The story begins in 1994, when a class in painting on clothing led Beverly Bartel to begin selling her hand-painted clothes at a local weekend farmers' market. The strong response led her to the art show circuit, attracting even more attention, but also forcing her to make some hard decisions. "Everyone kept saying that I ought to do this for a living," she says. "I just couldn't see how I could make it work."
In 1997, Beverly Bartel learned that a small downtown retail location would soon become available. Acting on her instinct, she asked her family for financial support and signed a three-year lease on the site. Displaying her creations and lines of manufactured women's and children's clothes in the front, Bartel set up a studio in the back room and waited for the customers to call. And call they did—creating so many distractions that Bartel often found herself spending more time at the cash register than in her studio.
Being one of only two women's clothing stores in the small community of 10,000 residents, Beverly Bartel's store has become a popular shopping destination. She just moved from her cramped quarters to a more spacious location across the street. Bartel also makes every effort to keep her store in the public eye, through advertisements, community involvement, and, recently, a Mothers' Day photo spread of her designs for Wisconsin Woman magazine.
Beverly Bartel was shocked when she learned that her SCORE mentor would be Yoko Gochinas. A well-known figure in the fashion and design industry, Gochinas seemed to be the perfect match for Bartel, an artist trying to figure out how to turn her talents into a business.
Gochinas was there to help me refocus my energies. "Yoko is a very demanding person, but she also understands that not everybody is a born risk-taker," Bartel says. "She helped build my self-confidence and kept me moving forward."
Beverly Bartel heard about SCORE and enrolled in the Milwaukee Chapter's four-part seminar on business start-ups.
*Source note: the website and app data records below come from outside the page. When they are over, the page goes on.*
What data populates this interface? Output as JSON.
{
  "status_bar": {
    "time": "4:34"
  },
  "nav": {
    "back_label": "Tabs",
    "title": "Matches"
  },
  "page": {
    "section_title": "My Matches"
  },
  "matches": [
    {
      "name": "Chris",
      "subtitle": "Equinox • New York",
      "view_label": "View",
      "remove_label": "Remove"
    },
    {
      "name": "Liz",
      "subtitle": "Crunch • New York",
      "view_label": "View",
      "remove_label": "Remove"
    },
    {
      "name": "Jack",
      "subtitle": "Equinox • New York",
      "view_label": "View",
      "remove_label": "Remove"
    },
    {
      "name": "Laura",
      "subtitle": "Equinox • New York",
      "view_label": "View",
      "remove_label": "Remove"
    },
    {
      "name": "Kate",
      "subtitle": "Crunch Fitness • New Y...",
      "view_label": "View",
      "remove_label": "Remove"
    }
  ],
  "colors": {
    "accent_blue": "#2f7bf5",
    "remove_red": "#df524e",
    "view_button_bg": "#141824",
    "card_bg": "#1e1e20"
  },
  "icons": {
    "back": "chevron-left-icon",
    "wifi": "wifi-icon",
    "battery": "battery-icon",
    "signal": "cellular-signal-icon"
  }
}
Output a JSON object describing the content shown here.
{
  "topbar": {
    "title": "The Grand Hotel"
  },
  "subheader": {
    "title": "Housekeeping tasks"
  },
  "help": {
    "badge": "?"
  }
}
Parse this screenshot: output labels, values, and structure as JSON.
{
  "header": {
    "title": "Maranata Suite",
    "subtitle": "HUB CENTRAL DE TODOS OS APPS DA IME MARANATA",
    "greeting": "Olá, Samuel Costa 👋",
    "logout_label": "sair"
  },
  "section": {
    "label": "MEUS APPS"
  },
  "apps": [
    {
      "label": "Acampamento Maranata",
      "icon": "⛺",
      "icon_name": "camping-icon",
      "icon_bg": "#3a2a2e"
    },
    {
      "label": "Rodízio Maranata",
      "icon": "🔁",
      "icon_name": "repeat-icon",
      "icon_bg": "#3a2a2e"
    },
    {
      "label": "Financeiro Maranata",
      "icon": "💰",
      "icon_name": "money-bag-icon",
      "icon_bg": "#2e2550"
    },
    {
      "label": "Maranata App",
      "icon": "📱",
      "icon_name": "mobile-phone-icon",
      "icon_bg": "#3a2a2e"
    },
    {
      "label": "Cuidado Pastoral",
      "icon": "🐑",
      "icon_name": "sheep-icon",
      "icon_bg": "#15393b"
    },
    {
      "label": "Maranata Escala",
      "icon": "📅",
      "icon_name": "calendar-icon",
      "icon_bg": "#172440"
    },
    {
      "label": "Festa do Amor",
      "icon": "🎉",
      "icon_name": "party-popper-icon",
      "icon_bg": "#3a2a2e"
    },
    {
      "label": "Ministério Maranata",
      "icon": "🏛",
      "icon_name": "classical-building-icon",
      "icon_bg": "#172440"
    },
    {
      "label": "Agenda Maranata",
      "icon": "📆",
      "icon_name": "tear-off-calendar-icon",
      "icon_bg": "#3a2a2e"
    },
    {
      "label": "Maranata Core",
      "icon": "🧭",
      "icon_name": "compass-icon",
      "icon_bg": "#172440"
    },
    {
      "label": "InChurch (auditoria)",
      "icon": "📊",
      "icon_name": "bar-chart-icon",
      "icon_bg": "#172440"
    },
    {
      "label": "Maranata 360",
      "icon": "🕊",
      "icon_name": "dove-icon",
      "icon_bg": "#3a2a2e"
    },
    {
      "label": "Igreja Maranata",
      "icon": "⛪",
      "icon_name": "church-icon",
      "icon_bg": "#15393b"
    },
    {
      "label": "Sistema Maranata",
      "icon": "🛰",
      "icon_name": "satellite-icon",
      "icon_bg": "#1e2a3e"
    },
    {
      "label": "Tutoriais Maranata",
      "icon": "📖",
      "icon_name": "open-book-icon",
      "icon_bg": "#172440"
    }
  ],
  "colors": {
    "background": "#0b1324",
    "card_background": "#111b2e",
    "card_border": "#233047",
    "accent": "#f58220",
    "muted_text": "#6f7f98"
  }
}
Although the idea of making a living off her talents became increasingly appealing, it seemed that behind every silver lining lurked a dark gray cloud. "There seemed to be so many unknowns about running a business," she says. "I was also dealing with a divorce and the prospect of having to raise two kids on my own. I began to wonder whether this was such a good idea after all."